The car was made in the company's 65th year of production, and so was named the Reliant Robin The old site of Reliant Motors, in Tamworth, was turned into a housing estate named Scimitar Park, after the Reliant Scimitar that the company produced. A number of streets in the estate were named after Reliant models as well, such as 'Robin Close'. The company produced up to two million vehicles over a year history starting in , and sold its cars in nine countries, including the Netherlands, India and the Middle East. The Hodge Group bought the majority of Reliant in , selling it 15 years later to the Nash family.
During the early s the owner of Reliant was a major housing developer and when the recession hit, the company folded and Reliant was sold to Beans Engineering. By Jonathan Heynes took the lead and his main backer took control — Heynes created a new range of Robin and Rialto specifications to appeal to more cusomters including more luxury models such as the SLX, after this sales doubled as previously most Reliant vehicles were basic with not even the option of metallic paint. In production was relocated to Plant Lane, Burntwood, following a major redesign of the Robin model in , the new model featured all new panels and was essentially a 'heavy facelift' designed by Andy Plumb.
Research continued into 4-wheeled Reliant models such as a Kitten for the modern age.
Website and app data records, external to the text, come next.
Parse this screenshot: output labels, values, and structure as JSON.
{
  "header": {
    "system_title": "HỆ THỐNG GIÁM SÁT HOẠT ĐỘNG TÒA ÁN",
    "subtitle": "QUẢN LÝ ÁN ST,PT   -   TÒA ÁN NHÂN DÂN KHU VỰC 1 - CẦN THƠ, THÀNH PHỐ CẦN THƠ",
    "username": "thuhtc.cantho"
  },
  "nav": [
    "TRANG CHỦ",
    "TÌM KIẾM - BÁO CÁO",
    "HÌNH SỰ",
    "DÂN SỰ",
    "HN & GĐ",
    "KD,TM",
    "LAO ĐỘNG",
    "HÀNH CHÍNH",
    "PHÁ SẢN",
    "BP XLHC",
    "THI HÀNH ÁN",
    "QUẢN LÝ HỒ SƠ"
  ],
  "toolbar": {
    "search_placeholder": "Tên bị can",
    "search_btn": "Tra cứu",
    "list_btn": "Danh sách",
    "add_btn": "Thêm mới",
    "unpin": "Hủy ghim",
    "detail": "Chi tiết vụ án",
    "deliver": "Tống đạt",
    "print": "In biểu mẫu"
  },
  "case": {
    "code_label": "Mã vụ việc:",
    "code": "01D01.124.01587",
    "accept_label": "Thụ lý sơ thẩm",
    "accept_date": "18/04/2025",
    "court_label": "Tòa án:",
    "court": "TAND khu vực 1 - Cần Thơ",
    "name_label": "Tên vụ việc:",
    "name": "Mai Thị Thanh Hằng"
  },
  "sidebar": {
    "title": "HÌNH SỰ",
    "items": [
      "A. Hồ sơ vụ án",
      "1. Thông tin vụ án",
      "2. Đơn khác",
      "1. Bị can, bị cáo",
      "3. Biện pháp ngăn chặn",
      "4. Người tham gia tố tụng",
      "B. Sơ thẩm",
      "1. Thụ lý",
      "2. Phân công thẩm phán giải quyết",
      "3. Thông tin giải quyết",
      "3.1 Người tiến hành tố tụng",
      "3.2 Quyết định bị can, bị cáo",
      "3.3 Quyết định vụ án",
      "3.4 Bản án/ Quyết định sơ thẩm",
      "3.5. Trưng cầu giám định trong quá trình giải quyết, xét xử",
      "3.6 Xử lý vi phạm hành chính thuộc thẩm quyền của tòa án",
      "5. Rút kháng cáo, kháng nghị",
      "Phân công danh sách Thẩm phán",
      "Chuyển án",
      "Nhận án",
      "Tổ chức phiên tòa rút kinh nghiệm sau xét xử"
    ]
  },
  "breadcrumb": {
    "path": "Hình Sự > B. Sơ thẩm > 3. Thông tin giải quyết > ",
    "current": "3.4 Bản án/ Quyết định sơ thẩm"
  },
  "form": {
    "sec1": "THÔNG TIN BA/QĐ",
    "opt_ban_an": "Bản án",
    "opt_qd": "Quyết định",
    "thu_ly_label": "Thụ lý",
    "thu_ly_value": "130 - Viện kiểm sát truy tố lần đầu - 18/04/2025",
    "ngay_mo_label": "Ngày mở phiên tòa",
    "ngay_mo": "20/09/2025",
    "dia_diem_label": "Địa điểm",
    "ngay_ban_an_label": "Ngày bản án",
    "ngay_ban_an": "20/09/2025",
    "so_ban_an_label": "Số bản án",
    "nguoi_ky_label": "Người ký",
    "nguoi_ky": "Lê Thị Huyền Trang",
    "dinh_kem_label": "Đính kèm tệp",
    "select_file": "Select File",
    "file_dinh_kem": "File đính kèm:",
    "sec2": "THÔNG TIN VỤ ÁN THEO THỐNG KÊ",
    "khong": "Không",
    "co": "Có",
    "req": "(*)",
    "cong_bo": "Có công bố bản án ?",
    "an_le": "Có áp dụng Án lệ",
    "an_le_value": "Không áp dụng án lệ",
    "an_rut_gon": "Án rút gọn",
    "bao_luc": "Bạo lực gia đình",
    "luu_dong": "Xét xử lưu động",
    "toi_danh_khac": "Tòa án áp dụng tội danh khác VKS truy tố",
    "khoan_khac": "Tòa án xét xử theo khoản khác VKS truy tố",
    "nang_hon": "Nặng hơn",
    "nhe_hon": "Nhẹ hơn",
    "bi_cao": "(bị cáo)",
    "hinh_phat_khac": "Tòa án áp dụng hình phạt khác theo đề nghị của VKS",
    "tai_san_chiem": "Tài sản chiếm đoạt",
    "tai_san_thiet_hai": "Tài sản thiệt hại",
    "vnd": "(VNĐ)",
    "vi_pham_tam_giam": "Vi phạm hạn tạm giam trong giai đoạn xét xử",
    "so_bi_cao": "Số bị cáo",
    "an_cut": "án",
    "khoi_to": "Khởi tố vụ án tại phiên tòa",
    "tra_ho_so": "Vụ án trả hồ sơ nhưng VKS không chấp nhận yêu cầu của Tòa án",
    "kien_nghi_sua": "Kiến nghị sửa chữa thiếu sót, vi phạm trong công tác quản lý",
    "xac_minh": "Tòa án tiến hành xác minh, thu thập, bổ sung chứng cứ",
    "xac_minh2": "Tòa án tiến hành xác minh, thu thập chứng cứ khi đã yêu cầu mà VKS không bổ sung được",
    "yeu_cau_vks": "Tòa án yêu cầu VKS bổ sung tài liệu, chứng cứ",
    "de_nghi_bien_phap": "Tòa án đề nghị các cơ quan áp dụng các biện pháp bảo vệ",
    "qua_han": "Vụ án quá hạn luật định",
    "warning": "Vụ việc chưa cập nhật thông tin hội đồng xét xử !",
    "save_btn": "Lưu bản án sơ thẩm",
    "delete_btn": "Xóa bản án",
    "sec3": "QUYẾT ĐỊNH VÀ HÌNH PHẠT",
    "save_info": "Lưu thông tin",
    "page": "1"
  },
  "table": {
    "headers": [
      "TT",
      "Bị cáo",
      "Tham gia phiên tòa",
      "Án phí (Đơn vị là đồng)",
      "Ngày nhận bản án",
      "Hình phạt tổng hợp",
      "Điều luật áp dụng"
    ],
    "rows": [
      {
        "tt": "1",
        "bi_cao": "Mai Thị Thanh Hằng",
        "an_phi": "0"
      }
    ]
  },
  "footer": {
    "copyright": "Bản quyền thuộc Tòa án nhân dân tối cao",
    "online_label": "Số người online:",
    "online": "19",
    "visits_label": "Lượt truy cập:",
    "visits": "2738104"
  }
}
Prototypes for this featured in many newspapers and magazines at the time. Production continued of the Robin model until when shareholders decided to import French Ligier micro-cars and Piaggio Ape 3-wheeler instead. Jonathon Heynes sold his shares and left the company before production ended because he wished to create an all new 4-wheeled Reliant model instead.